Photographing the Northern Lights
As you stand there looking up at the sky, pregnant with anticipation you don't want to be fumbling around ill prepared to capture the moment.
Firstly let’s talk about the equipment. A digital camera is going to be preferable as you can see results straight away and change the ISO when required. With a manual camera, unless you are well versed in low light photography, you could end up with a few rolls of disappointment. Any SLR mid range digital camera will do although there are few features you should look out for.
If you’re going out specifically to buy or hire a camera for the trip make sure it comes with the following features;
- Noise reduction mode - this will help reduce the amount of grain/noise in the images. In most cases this will double the amount of time an image takes to process (time before you can take another image) but it’s well worth it.
- Live mode - this mode brings what you would see through the view finder onto the camera display. It makes it easier to focus in low light.
- RAW mode - this will make post production of your images far easer as more detail is picked up. Be advised this takes up a lot more space on your memory card so make sure you take enough for the trip and then pack some extra just in case.
The wider the aperture and lens the better although this will make focusing a bit more challenging (discussed later), it will make for better images - the more of the nights sky you can cover the better. Also the wider the lens and aperture the more light is drawn into the lens and camera .
Often this piece of equipment is over looked but in many ways it’s the most important. You can be photographing the most amazing light show and think that your photos look sharp on the display. It won’t be until you view them up close that you will realise the images are blurred because of camera shack. Make sure that you invest in a sturdy well built tripod with a large leg span. Gusts of wind, especially when you are on top of a mountain or in the middle of a frozen lake, can cause motion blur or even knock the camera over.
Shutter release cable/remote
Although possible I don’t recommend using the shutter release on the actual camera. The risk of camera shack during the exposure is too great. If your camera has a short auto timer you could use that but I recommend a cable or remote shutter release. You don’t’ need to get a expensive manufactures own, a nonproprietary will suffice.
So you have found the perfect spot and the Aurora are dancing above you. Before you start acclimatise your camera to the cold, I suggest leaving the camera in the bag for 10 minutes once outside. Set up the Tripod so the legs form a solid base and attach the camera and the shutter release cable.
Turn on noise reduction (if you have the option). Next you will need to make sure everything is in focus by switching to manual focus. If you don’t have Live Mode (displays the view finder onto the camera display) then turn the focus ring to infinity (looks like a stretched 8 on its side) and take a picture.

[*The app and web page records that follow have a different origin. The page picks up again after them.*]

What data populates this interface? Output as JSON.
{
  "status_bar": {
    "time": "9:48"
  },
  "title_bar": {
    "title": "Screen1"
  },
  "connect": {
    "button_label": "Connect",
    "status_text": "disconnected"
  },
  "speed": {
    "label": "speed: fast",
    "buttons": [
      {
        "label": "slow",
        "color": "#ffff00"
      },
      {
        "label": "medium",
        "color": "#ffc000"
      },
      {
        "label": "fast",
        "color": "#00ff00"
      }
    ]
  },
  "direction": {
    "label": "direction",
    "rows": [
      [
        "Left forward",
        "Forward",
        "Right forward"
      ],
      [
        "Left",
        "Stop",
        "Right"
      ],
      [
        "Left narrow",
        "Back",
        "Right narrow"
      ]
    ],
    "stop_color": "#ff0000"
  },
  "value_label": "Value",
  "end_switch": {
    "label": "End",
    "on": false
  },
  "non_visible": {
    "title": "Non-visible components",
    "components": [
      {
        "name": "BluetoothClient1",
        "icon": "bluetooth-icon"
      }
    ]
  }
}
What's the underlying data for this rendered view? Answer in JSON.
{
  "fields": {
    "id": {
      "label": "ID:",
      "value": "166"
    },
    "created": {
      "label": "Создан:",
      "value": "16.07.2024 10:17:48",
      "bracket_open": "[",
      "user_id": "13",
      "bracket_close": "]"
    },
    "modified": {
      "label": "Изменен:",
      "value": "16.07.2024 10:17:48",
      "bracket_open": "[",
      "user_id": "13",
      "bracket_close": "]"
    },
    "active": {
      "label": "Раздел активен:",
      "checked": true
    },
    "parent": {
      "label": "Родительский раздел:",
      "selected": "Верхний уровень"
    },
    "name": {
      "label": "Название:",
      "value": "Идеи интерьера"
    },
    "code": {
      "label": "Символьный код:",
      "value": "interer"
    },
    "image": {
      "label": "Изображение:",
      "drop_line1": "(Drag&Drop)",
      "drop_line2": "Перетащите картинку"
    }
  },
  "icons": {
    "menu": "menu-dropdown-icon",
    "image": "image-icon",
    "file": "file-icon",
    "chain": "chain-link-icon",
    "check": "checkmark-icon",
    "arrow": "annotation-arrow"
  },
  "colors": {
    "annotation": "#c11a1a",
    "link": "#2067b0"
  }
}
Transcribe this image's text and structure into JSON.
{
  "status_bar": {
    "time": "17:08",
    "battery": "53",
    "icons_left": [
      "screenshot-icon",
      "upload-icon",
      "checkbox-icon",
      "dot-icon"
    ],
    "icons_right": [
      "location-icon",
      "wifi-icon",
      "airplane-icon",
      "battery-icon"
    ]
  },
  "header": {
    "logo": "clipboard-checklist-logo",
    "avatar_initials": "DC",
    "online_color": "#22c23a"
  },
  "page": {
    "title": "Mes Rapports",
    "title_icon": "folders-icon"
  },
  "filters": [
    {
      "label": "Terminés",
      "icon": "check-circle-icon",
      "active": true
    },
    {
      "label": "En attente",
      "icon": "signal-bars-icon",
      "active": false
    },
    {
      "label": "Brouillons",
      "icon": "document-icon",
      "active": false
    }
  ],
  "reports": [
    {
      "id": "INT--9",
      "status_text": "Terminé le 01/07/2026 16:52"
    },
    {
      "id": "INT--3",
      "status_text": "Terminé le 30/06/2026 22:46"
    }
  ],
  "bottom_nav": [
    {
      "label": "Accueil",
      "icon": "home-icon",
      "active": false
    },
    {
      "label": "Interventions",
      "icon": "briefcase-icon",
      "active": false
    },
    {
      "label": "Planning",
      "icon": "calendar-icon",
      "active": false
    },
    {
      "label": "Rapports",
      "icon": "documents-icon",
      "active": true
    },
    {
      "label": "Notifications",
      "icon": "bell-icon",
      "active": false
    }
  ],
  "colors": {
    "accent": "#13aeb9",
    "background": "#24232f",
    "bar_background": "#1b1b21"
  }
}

Review the image, if the picture is out of focus then turn the ring slightly (a few millimetres at a time) and take another picture, repeat the process until everything is in focus. If your camera has Live Mode then focus on the moon or something in the far background to obtain the correct focus. Sounds complicated but once you understand the method it's easy, see this video tutorial of live mode for a Canon for further guidance.
There is obversely a lot of different adjustments you can make dependent on the amount of ambient light available. I always start with an exposure of 10- 15 seconds with an ISO of 1000 using a lens aperture of 4. F, this normally provides good results. As with anything practice makes perfect. If you have a lens that has a larger aperture then decrease the ISO and/or shutter speed. Make sure that your exposure doesn’t exceed 25 seconds as you will start to see star trails in your images. If your camera can shoot in RAW then make sure this is on and that you are shooting in JPEG as well. This will give you scope to adjust your images postproduction as well producing images immediately that you can print or share. Even if you have no idea what RAW files are it’s going be better to have the files than not. Check Wikipedia for an explanation of RAW files.
If you’re interested in postproduction then I recommend Adobe Lightroom used by professionals to amateurs. Its intuitive to use and is a lot cheaper than Adobe Photoshop.
Painting with light & Composition
It’s easy to get carried away and focus your efforts just on the lights. My first few attempts were images of the top of some trees and not much else. Try to imagine if the lights weren’t there and you were trying to make the image as interesting as possible. Use the landscape around you - mountains, roads (light trails from cars can look good), buildings and people. This will help to put the Aurora into perspective as making the images interesting. If the buildings or people don’t have enough light (natural light might not be enough), then you can “paint” with light. It sounds complicated but it isn't. A good torch will do or an external flash. Once you start your exposure shine the torch on people, buildings or even trees that you want to illuminate. The longer you hover over a subject the brighter it will come out on the image. If you are using a flash a single burst should do it.
If physically possible back up your files to the cloud or computer/external drive. If your hotel/hostel is particularly warm (it will be, it's Sweden) and its particularly cold outside (it will be, it's Sweden) then your camera and lens can be subject to rapid condensation. As soon as you get in you will want to view the spoils of your photography, however you must resist the temptation and wait for your camera to become naturally acclimatised to the inside temperature. Leave the camera in the bag for 20+ minutes.